The ET, finding for Mr Barrow on several claims including discriminatory dismissal, section 15 discrimination and harassment, found that there had been no genuine attempt by the company to look at matters afresh and consider David’s mitigating health circumstances in the subsequent months. The dismissal was outside the range of reasonable responses. The tribunal held: “No reasonable employer would have acted in the way the Respondent did in dismissing an employee who had spent 36 years working for the company”.

The ET also concluded that Andrew Barrie, who had made both the initial and final decisions to dismiss, had tried to suggest that the dismissal was rooted in a breakdown of trust and confidence. His actions were held to be a ruse disguising the real reasons for his actions. The emails which Mr Barrow wrote were a material factor in the decision to dismiss. There was a connection between the emails and Mr Barrow’s disability and therefore the claim of section 15 discrimination, discrimination arising in consequence of disability, was well founded.

The dismissal itself was an act of harassment. It was unwanted conduct related to disability.

For David, what was more debilitating was not his cancer, but the impact that his employer’s actions had on his mental health, Expert psychiatric evidence determined that his severe depression and anxiety he suffered was caused by the treatment he was subjected to by his employer.  It confirmed that David had not been able to work because of this or even in the foreseeable future some 3½ years on, if at all. He most certainly will never secure a commensurate role.

The liability judgement can be found here.

David’s reaction

David told us: “When I joined the company in 1980 as a graduate trainee, I never imagined my career would end with a claim in the Employment Tribunal.  It has been the most traumatic event in my life, even more than being diagnosed with cancer, and I have been deeply scarred by the way I was treated by the company in return for my loyal service and unblemished record.  The Tribunal award finally acknowledges the wrong caused to me by KBR, even though they are yet to show any remorse.  I am relieved that it is all finally over and I can start my recovery.”

“Bringing a case to the Employment Tribunal is a daunting task and I could not have done it effectively without the dedication and competence of Anita Vadgama and her solicitors at didlaw together with Lucy Bone at Littleton Chambers.  Working tirelessly to take the weight from my shoulders, they made a great team and were a genuine pleasure to work within such challenging circumstances.”

This is a victory for every sick and disabled employee in the country. It’s hard enough to have serious health issues without having to be embroiled in a long fight with your employer. This is what the Equality Act 2010 protections around disability are all about. There is a right and a wrong way to behave in such situations. In making an employment tribunal award of this magnitude the tribunal sent a clear signal of its contempt for the actions of this employer. To also get a rare, aggravated damages award is the cherry on the cake for the employment tribunal compensation. This case should stand as a cautionary tale for all employers.

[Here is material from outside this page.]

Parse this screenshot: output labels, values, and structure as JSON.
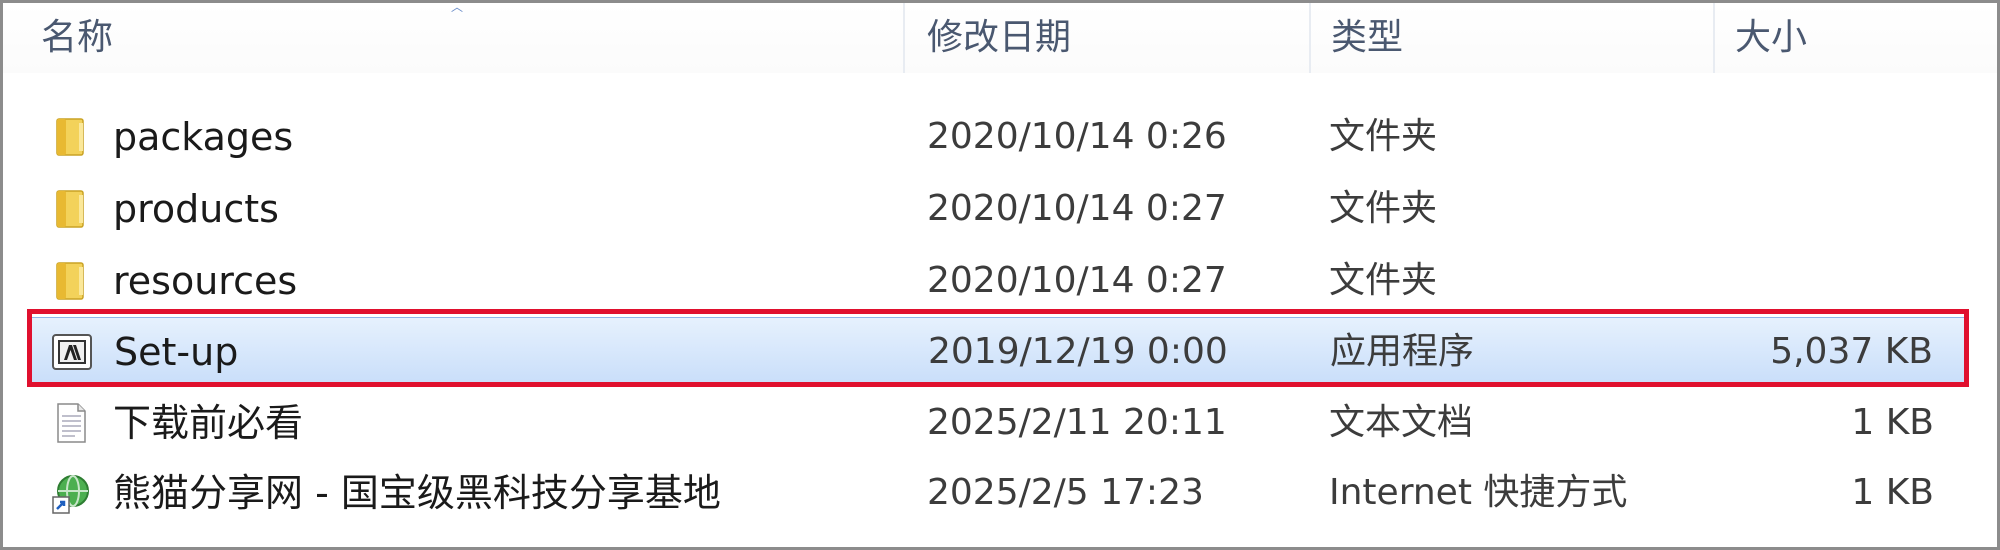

I can’t wait to clink glasses with my client, and with my wonderful trainee, Jo Sinclair for all her help and to our counsel, Lucy Bone from Littleton Chambers whose presentation of David’s case was flawless.  But also with Tess Barrett who covered the case when I was on annual leave at a crucial time of the case and Michele Crisp for helping David sort out the finances.  It’s always a team effort here at didlaw and I truly love what I do and who I work with. A proud day for us all and a very satisfying and well-deserved outcome for my client.

This blog is by Anita Vadgama, solicitor for David Barrow and Legal Director at didlaw.